Overall, I do understand the hesitance that some might have toward something like Prisma. A large subset of devs don’t want the database abstracted away. They don’t want clever DSLs and GUIs. They want to write plain SQL and they want to handcraft all their DB interaction code. I completely understand the desire to retain that degree of control, but I would nonetheless encourage you to spend 20-30 minutes giving Prisma a try. I think it does a very good job of carefully sailing between the Scylla of too much sugar and the Charybdis of raw SQL.

Noteworthy features

  • Prisma Client enables you to define your desired data types using a specialized schema SDL that generates code for you. Even the connection information for your database disappears from your application code and into the generated code.
  • Prisma Migrate enables you to define DB migrations declaratively (rather than imperatively as with SQL). The messy details of how the DB gets from state A to state B are hidden from view.
  • Prisma Studio is a visual editor that essentially provides a GUI over the other Prisma tools.

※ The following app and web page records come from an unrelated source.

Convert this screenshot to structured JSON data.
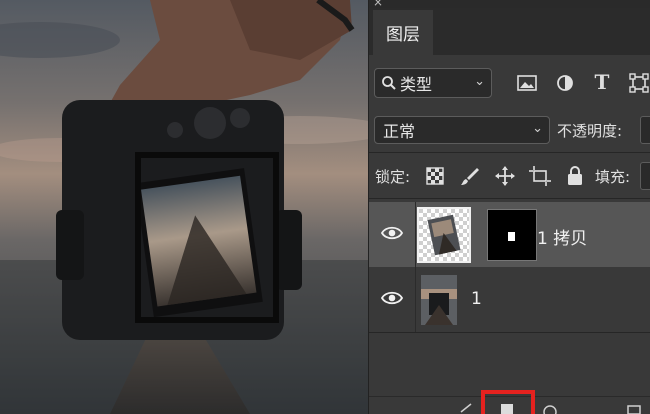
{
  "canvas": {
    "description_icon": "photo-canvas"
  },
  "layers_panel": {
    "close_glyph": "×",
    "tab_label": "图层",
    "filter": {
      "selected": "类型",
      "icon": "search-icon"
    },
    "filter_icons": [
      "image-filter-icon",
      "adjustment-filter-icon",
      "type-filter-icon",
      "shape-filter-icon"
    ],
    "type_glyph": "T",
    "blend_mode": {
      "selected": "正常"
    },
    "opacity_label": "不透明度:",
    "lock_label": "锁定:",
    "lock_icons": [
      "lock-transparent-pixels-icon",
      "lock-image-pixels-icon",
      "lock-position-icon",
      "lock-artboard-icon",
      "lock-all-icon"
    ],
    "fill_label": "填充:",
    "layers": [
      {
        "name": "1 拷贝",
        "visible": true,
        "selected": true,
        "has_mask": true
      },
      {
        "name": "1",
        "visible": true,
        "selected": false,
        "has_mask": false
      }
    ],
    "highlight_color": "#e5221f"
  }
}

What I like most

The Prisma schema DSL is a way of defining not only the data types you need for your application but also which code generator you want to use and connection information for the DB you’re connecting to.

Plus, it provides enums, convenient annotations like @id, @relation, and @default. It’s reminiscent of both the DB migration DSLs from ActiveRecord and Ecto and also IDLs like those used by Protocol Buffers and Thrift.

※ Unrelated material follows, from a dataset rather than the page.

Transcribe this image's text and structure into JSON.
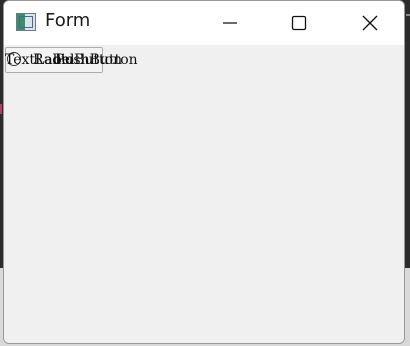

I’d really love to see the Prisma schema SDL or something like it adopted as a language-neutral standard (consumable by language-specific libraries). The status quo is that every programming language reinvents the wheel. I think it’d be beneficial to have a language-agnostic way of defining those types that define the relationship between the application and the DB.

On a related note, a quick shoutout to Prisma’s exceedingly beautiful documentation. I absolutely consider this a feature and if your docs don’t belong in the “what I like most” section of a blog post then you should invest more resources into tech writing.

Questions for the project

  1. Would Prisma also be useful in languages that already have widely used ORMs? If I’m using ActiveRecord for Ruby or Ecto for Elixir, what’s my incentive to switch?
  2. This is awkward, but why is Prisma a company? I don’t know how to pay you money and I don’t know what that money would be for 🤷🏼‍♂️ I like free stuff so I’ll take it but I’d love to hear where this is all going.

Hire me!

I’m currently looking for a new job and would love to get paid to work on DBs again. Hit me up at lucperkins@gmail.com if you want to chat. I’m reasonably dangerous in Go, Java, and Elixir, have tons of tech writing and DevRel experience, and know my way around Kubernetes, Prometheus, the realtime trifecta of Apache Pulsar, Heron, and BookKeeper, and many other technologies. You can get more info about me on the home page. I’m also open to contract work of all kinds.